### What the task requires
What lines in the material hold the string "kind"? Return every one of them.

** Opening Record set block **

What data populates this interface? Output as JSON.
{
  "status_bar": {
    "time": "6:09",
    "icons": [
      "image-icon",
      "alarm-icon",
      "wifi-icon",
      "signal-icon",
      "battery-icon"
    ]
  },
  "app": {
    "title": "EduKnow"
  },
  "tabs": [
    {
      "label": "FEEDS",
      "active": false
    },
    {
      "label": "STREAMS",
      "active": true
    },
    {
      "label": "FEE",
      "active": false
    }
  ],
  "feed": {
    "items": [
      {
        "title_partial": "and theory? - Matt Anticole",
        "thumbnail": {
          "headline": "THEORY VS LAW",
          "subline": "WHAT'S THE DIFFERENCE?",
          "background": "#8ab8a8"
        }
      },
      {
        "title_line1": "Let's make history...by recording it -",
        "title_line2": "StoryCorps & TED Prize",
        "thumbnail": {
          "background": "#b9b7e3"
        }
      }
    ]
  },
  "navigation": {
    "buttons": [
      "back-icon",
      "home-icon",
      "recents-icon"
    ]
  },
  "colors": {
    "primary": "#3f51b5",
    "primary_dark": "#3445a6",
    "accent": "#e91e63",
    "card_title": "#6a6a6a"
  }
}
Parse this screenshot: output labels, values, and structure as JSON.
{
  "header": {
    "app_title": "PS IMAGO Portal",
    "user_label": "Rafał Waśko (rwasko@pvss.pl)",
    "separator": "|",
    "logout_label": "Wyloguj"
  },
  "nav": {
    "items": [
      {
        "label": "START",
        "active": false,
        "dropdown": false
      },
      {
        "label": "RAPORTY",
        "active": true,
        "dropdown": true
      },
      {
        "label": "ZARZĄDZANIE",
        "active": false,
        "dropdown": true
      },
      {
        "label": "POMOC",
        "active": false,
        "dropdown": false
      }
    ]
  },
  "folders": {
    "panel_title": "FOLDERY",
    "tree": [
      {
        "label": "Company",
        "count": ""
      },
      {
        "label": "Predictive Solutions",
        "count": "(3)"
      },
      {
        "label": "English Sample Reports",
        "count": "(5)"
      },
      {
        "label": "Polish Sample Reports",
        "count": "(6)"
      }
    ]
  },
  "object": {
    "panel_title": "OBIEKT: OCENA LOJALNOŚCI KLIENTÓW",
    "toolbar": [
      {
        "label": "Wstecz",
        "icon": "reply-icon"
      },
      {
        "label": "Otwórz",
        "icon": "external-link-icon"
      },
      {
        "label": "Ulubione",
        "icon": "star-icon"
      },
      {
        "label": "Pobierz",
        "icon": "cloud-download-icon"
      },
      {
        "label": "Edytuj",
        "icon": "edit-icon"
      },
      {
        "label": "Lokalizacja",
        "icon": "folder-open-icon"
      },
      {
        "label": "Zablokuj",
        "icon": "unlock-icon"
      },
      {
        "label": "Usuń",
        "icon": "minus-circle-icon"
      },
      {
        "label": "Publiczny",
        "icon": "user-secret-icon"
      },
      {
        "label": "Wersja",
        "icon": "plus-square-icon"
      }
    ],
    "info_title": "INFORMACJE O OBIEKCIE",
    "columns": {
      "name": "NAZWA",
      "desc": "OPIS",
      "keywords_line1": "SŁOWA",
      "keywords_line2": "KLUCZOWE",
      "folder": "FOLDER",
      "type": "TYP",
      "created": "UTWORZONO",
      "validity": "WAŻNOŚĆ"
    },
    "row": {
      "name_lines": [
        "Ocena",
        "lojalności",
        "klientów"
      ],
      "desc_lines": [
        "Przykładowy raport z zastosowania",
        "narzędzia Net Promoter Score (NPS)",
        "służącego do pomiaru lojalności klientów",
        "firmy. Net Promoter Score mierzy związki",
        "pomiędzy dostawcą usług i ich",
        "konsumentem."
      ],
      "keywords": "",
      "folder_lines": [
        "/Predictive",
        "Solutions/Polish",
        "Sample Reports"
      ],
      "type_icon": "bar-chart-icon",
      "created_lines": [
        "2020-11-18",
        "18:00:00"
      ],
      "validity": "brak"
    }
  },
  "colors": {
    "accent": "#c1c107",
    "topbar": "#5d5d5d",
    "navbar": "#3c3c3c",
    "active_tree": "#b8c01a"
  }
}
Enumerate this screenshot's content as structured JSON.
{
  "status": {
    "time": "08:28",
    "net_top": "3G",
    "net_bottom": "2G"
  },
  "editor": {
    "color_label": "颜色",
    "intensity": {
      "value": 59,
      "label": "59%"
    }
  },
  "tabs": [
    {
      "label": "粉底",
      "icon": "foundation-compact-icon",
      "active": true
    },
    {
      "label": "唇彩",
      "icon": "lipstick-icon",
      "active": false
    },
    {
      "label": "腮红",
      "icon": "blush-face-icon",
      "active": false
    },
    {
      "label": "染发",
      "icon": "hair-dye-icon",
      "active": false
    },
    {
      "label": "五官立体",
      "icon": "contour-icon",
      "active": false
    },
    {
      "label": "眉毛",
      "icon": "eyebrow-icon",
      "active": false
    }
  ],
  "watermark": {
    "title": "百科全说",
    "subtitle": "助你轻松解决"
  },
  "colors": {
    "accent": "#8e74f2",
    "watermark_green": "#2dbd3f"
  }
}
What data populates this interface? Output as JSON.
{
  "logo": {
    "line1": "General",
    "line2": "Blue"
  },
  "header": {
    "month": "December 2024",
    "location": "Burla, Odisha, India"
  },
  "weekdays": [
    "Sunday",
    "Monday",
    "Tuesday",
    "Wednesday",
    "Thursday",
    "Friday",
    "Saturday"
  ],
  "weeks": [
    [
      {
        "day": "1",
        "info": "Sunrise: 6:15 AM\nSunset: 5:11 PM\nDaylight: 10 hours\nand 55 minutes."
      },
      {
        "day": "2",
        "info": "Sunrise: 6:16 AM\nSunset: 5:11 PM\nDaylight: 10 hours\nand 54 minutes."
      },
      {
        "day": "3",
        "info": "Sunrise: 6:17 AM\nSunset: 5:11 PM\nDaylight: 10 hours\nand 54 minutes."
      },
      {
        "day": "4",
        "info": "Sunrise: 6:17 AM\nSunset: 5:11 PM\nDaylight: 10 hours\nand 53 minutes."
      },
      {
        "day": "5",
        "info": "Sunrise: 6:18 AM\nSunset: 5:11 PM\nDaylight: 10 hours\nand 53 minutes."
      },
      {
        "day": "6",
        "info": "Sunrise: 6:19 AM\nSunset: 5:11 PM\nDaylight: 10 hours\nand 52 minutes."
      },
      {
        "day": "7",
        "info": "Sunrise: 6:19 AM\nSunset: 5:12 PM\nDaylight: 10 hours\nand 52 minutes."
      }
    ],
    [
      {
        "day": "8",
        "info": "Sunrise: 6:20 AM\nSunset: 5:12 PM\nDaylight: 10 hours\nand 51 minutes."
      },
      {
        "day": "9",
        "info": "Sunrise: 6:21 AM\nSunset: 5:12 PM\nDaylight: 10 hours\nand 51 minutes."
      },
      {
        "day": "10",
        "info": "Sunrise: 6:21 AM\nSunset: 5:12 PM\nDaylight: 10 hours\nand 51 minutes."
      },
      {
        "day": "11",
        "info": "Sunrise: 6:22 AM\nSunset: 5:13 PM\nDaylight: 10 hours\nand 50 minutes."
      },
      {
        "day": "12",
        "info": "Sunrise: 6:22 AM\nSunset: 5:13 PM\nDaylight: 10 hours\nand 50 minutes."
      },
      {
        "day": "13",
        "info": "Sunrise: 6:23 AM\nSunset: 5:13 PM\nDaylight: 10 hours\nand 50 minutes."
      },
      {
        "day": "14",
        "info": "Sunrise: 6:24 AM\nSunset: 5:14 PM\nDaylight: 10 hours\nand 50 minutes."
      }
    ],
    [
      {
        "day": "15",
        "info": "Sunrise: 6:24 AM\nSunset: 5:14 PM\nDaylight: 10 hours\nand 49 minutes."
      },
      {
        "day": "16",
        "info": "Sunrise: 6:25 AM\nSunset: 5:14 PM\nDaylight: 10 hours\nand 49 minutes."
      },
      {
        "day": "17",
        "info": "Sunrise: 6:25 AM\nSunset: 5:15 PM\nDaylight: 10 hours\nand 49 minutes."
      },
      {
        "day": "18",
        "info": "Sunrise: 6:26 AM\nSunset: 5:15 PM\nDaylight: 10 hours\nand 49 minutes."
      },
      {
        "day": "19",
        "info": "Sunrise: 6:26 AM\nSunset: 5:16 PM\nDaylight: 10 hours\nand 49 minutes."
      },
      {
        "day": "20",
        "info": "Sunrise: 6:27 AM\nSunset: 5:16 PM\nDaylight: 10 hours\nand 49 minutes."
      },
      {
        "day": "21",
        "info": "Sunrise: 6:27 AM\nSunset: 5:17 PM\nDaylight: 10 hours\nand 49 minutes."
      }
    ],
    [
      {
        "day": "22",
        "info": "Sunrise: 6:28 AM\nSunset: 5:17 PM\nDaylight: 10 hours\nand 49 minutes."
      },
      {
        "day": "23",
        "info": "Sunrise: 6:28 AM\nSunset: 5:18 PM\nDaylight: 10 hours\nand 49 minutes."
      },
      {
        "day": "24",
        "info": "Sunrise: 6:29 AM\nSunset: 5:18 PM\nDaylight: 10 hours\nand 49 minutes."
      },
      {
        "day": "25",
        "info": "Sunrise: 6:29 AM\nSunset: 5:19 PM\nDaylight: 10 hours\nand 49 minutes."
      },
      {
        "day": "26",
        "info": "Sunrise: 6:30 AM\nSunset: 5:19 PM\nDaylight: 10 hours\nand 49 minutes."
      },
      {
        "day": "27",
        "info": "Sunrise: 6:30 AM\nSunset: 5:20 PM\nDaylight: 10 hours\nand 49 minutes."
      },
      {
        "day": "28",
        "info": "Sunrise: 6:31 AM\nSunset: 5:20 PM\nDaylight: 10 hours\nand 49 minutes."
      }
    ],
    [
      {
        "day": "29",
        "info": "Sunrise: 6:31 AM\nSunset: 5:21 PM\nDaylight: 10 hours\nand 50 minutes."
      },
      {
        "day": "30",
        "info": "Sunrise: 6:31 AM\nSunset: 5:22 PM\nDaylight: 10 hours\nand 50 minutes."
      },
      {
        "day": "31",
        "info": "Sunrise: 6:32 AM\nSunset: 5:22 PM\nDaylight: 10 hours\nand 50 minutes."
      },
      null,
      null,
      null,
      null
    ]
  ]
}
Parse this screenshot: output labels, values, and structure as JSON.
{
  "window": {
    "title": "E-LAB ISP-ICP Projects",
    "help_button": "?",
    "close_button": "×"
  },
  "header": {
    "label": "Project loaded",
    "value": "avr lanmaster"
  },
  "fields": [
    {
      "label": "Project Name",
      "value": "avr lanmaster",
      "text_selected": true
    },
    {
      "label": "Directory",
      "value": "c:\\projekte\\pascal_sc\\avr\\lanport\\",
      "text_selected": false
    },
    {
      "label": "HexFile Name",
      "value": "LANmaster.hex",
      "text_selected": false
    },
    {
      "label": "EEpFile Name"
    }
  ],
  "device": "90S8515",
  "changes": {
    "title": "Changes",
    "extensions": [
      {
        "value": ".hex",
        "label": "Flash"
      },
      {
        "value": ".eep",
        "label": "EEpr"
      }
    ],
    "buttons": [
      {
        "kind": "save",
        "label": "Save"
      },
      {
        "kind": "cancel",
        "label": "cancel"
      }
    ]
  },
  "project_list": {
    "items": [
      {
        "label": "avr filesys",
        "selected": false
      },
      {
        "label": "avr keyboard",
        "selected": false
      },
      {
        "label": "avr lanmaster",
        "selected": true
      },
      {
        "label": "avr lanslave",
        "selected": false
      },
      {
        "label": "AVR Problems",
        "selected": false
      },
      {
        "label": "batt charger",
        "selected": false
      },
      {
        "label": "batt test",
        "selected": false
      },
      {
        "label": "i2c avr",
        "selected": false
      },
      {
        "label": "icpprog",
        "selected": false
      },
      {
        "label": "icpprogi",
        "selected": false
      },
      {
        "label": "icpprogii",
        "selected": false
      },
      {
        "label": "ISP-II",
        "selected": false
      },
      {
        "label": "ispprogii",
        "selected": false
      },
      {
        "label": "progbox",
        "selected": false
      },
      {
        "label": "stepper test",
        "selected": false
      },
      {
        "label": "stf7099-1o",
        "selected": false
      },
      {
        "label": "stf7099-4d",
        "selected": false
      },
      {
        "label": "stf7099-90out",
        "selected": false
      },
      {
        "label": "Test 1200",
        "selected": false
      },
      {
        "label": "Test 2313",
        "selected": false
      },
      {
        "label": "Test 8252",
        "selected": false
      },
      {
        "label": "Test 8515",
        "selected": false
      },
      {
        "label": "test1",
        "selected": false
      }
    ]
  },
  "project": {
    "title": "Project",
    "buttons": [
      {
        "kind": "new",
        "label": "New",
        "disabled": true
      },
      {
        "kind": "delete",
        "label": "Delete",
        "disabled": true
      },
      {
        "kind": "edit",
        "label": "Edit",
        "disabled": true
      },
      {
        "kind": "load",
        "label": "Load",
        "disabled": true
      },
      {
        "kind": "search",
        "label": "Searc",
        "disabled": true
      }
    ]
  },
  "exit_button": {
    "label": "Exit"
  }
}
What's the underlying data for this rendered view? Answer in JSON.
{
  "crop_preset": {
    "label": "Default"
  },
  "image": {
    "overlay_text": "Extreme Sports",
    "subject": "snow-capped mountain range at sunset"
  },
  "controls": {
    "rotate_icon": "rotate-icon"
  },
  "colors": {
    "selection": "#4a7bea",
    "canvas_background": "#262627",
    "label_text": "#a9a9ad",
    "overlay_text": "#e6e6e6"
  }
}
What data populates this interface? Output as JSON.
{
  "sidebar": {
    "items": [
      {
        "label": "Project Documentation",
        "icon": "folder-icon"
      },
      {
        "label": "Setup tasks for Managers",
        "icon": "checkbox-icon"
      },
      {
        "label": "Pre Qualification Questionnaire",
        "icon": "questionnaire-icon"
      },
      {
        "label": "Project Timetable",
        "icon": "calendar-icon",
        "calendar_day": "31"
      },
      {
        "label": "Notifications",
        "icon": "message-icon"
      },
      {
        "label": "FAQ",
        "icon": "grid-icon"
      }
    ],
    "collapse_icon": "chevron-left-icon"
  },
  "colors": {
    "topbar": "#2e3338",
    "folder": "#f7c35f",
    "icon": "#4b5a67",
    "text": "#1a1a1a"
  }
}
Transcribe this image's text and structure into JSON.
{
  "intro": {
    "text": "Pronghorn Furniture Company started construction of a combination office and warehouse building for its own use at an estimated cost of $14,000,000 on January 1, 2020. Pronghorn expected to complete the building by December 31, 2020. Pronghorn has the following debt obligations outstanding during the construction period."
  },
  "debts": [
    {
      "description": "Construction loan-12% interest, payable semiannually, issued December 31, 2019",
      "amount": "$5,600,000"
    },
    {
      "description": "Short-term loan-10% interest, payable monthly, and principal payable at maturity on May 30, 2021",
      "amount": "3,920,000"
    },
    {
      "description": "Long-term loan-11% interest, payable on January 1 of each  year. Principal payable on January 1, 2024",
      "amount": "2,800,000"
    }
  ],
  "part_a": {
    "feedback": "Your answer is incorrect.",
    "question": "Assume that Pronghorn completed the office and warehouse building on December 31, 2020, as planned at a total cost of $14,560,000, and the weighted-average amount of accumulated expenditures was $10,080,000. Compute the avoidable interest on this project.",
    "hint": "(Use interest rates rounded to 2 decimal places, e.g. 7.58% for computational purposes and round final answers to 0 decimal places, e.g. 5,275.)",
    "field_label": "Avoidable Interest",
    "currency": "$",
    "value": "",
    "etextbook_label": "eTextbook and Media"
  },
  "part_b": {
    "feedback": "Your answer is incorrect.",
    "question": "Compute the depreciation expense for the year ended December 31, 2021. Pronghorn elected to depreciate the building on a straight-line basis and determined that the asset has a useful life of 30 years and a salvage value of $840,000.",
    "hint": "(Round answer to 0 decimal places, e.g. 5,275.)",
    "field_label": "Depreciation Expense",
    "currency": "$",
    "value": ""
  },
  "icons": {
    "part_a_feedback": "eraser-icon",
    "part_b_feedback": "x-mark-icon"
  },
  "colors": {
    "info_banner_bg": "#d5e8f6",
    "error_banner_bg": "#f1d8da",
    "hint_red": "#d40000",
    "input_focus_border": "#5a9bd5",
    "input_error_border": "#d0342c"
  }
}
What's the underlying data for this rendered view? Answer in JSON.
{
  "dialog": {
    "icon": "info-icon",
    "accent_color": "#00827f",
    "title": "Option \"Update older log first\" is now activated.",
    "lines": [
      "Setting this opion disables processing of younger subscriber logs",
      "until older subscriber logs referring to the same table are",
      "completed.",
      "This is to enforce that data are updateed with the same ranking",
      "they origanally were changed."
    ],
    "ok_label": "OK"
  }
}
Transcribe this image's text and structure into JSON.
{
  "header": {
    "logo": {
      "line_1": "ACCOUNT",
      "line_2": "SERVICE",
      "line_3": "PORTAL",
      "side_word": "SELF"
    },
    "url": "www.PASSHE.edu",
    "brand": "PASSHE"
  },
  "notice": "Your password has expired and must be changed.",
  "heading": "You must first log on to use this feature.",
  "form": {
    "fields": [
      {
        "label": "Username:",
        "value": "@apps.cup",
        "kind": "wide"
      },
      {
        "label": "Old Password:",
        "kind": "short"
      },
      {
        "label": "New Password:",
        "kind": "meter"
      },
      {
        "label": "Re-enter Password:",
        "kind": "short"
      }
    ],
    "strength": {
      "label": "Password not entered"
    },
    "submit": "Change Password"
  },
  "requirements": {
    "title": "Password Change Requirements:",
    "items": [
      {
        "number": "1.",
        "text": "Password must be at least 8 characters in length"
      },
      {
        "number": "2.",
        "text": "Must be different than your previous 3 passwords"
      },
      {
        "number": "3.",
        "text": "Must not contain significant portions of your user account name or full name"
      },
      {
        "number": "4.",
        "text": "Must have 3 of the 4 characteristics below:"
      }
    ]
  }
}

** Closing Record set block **

### Task answer
        "kind": "save",
        "kind": "cancel",
        "kind": "new",
        "kind": "delete",
        "kind": "edit",
        "kind": "load",
        "kind": "search",
        "kind": "wide"
        "kind": "short"
        "kind": "meter"
        "kind": "short"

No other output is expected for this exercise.